• **Required work**
Every record, down to the last line, must be given again exactly.

• **Source data**
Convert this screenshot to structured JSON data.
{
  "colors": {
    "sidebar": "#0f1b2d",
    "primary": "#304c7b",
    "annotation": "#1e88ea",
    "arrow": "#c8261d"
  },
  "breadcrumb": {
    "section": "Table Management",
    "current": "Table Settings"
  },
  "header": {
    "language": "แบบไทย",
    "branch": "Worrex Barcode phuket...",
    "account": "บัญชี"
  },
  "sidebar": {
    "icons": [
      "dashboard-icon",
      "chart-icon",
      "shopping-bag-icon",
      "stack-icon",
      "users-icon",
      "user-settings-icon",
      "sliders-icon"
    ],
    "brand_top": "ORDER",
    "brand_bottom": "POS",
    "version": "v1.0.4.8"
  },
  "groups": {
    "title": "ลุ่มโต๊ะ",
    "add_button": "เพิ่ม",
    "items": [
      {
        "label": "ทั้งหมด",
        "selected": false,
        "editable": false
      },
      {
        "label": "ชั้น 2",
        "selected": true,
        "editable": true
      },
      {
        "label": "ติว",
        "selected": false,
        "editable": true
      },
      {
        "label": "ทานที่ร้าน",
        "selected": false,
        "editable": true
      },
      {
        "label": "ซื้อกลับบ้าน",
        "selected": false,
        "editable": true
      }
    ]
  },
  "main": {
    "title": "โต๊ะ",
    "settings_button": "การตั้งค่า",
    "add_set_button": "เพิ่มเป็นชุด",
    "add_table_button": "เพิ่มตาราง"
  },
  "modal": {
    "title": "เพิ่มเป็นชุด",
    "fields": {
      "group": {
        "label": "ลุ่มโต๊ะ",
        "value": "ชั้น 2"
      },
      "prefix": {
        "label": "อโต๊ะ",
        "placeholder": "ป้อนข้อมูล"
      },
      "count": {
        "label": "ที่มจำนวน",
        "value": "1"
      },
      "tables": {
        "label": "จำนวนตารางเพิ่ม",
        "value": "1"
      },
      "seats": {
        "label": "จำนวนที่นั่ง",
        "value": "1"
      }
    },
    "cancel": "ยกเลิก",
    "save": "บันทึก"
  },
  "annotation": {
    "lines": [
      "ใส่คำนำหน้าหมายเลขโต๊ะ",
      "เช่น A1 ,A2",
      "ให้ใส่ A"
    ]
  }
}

• **Written response**
Convert this screenshot to structured JSON data.
{
  "colors": {
    "sidebar": "#0f1b2d",
    "primary": "#304c7b",
    "annotation": "#1e88ea",
    "arrow": "#c8261d"
  },
  "breadcrumb": {
    "section": "Table Management",
    "current": "Table Settings"
  },
  "header": {
    "language": "แบบไทย",
    "branch": "Worrex Barcode phuket...",
    "account": "บัญชี"
  },
  "sidebar": {
    "icons": [
      "dashboard-icon",
      "chart-icon",
      "shopping-bag-icon",
      "stack-icon",
      "users-icon",
      "user-settings-icon",
      "sliders-icon"
    ],
    "brand_top": "ORDER",
    "brand_bottom": "POS",
    "version": "v1.0.4.8"
  },
  "groups": {
    "title": "ลุ่มโต๊ะ",
    "add_button": "เพิ่ม",
    "items": [
      {
        "label": "ทั้งหมด",
        "selected": false,
        "editable": false
      },
      {
        "label": "ชั้น 2",
        "selected": true,
        "editable": true
      },
      {
        "label": "ติว",
        "selected": false,
        "editable": true
      },
      {
        "label": "ทานที่ร้าน",
        "selected": false,
        "editable": true
      },
      {
        "label": "ซื้อกลับบ้าน",
        "selected": false,
        "editable": true
      }
    ]
  },
  "main": {
    "title": "โต๊ะ",
    "settings_button": "การตั้งค่า",
    "add_set_button": "เพิ่มเป็นชุด",
    "add_table_button": "เพิ่มตาราง"
  },
  "modal": {
    "title": "เพิ่มเป็นชุด",
    "fields": {
      "group": {
        "label": "ลุ่มโต๊ะ",
        "value": "ชั้น 2"
      },
      "prefix": {
        "label": "อโต๊ะ",
        "placeholder": "ป้อนข้อมูล"
      },
      "count": {
        "label": "ที่มจำนวน",
        "value": "1"
      },
      "tables": {
        "label": "จำนวนตารางเพิ่ม",
        "value": "1"
      },
      "seats": {
        "label": "จำนวนที่นั่ง",
        "value": "1"
      }
    },
    "cancel": "ยกเลิก",
    "save": "บันทึก"
  },
  "annotation": {
    "lines": [
      "ใส่คำนำหน้าหมายเลขโต๊ะ",
      "เช่น A1 ,A2",
      "ให้ใส่ A"
    ]
  }
}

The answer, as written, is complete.